How to complete this task
Records follow. Select each line holding "roles".

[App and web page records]
• • • •
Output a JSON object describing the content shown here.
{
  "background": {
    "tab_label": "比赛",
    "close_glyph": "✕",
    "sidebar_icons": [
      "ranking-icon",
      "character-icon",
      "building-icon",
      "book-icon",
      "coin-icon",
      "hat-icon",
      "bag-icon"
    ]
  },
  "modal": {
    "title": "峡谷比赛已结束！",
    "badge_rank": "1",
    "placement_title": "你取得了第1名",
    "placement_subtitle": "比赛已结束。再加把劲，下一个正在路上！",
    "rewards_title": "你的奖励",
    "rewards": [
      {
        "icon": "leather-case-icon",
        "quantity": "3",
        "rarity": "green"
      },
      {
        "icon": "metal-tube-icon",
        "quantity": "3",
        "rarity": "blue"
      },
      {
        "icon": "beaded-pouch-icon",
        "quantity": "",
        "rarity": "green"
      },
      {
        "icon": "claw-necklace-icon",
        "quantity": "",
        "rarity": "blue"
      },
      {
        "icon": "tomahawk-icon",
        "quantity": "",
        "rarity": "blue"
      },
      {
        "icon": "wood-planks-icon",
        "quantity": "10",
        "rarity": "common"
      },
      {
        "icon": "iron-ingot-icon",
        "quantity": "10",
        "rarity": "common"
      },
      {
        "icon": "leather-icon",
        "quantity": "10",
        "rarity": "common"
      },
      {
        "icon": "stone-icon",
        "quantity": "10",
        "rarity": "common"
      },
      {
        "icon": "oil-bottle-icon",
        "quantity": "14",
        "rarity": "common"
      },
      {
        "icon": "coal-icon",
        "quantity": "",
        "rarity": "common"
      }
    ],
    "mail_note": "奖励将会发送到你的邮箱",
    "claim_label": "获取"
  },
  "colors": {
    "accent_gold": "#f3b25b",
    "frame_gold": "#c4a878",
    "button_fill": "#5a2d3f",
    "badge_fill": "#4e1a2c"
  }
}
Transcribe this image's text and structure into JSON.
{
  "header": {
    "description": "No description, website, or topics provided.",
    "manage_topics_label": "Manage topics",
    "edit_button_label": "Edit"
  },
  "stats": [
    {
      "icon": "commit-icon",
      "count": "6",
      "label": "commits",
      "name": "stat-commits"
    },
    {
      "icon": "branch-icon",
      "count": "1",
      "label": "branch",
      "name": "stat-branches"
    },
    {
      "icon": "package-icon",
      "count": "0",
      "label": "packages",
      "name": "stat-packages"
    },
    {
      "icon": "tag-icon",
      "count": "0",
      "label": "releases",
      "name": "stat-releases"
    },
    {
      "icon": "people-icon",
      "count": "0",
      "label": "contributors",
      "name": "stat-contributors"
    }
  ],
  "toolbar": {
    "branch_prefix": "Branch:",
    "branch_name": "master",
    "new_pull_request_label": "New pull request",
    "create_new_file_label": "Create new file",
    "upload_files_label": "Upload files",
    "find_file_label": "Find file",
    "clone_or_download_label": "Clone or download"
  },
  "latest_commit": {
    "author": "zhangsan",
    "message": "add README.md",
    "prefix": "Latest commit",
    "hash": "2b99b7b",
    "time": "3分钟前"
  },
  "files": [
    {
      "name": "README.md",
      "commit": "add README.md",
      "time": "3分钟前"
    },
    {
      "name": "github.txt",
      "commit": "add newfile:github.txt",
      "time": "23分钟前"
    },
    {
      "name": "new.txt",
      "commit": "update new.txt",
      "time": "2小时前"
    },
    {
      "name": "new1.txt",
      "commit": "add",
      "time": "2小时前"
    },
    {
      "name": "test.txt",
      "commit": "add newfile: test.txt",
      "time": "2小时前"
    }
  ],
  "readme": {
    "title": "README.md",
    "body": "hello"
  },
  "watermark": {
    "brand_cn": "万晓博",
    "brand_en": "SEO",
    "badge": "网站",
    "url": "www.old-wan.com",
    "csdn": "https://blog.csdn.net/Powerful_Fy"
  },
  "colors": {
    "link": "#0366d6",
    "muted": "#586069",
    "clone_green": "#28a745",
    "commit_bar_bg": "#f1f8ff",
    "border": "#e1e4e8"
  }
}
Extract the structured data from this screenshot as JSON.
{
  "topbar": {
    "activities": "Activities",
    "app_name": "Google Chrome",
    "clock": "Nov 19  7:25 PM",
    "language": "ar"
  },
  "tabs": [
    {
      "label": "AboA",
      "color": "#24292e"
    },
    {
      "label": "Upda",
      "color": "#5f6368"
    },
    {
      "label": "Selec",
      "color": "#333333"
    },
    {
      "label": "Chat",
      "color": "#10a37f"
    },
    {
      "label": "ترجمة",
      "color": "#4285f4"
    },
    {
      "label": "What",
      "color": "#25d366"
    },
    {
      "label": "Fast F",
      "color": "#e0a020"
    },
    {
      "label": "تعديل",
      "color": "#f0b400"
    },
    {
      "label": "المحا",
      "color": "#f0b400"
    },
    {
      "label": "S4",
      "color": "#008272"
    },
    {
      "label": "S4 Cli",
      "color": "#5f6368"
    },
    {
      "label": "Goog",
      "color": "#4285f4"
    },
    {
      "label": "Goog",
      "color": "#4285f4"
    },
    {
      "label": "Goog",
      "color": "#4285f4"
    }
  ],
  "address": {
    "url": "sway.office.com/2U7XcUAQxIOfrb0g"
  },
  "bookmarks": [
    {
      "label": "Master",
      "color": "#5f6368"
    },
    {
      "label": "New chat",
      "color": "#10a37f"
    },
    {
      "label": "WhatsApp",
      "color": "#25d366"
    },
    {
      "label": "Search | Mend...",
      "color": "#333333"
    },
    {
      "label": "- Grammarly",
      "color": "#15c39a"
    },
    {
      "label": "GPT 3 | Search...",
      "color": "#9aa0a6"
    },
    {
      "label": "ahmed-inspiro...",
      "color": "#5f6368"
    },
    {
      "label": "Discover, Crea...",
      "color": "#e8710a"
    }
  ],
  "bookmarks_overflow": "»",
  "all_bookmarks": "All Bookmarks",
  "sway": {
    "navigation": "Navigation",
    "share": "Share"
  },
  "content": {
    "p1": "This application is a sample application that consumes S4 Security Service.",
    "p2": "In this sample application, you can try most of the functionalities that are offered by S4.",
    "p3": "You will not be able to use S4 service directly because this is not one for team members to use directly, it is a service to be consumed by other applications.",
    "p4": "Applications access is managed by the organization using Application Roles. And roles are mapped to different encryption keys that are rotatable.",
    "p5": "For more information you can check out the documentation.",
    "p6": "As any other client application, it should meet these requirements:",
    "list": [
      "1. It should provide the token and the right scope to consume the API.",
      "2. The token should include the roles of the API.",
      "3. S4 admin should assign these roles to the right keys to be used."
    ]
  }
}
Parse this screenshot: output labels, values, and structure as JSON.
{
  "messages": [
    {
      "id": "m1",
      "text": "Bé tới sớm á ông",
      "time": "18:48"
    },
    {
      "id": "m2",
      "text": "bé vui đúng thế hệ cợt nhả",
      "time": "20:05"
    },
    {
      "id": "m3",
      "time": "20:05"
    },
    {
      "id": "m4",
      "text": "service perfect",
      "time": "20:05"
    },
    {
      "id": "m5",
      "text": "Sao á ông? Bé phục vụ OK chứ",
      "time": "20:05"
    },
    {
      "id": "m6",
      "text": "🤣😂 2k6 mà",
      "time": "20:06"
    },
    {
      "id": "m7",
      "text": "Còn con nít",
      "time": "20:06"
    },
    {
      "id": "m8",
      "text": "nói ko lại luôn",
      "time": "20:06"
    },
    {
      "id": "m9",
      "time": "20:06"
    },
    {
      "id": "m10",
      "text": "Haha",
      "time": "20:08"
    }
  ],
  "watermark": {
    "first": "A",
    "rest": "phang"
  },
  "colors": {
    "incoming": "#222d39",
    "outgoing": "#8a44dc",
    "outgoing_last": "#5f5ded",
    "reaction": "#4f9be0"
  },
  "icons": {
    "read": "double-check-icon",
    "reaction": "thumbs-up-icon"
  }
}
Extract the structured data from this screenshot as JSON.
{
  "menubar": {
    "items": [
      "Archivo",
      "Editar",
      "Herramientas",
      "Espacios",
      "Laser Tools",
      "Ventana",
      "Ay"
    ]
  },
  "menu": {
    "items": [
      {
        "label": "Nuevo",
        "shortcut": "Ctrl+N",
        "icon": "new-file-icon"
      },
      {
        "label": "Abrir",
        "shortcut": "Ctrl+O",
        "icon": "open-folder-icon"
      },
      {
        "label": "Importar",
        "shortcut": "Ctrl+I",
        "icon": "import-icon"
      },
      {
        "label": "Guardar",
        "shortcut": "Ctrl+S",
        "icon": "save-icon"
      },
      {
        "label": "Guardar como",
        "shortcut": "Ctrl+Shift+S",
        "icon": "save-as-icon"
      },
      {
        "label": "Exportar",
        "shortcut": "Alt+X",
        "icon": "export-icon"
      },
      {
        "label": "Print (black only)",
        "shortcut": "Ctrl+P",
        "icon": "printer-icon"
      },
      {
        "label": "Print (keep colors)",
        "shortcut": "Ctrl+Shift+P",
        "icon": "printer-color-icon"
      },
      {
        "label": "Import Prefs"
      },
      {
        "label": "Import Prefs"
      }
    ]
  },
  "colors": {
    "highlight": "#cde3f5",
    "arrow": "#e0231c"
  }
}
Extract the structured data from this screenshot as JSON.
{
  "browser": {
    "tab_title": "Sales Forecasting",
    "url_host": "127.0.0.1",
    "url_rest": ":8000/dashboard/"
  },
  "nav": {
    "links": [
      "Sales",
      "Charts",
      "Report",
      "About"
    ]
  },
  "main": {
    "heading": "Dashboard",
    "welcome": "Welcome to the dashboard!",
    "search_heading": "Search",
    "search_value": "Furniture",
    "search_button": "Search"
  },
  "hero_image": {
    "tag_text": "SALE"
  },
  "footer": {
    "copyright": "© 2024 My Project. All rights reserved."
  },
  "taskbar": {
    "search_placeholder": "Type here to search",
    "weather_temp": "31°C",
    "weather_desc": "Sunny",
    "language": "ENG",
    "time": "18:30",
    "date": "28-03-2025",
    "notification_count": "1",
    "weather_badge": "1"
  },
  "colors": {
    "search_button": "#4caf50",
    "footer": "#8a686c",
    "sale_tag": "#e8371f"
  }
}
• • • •
Reply
    "p4": "Applications access is managed by the organization using Application Roles. And roles are mapped to different encryption keys that are rotatable.",
      "2. The token should include the roles of the API.",
      "3. S4 admin should assign these roles to the right keys to be used."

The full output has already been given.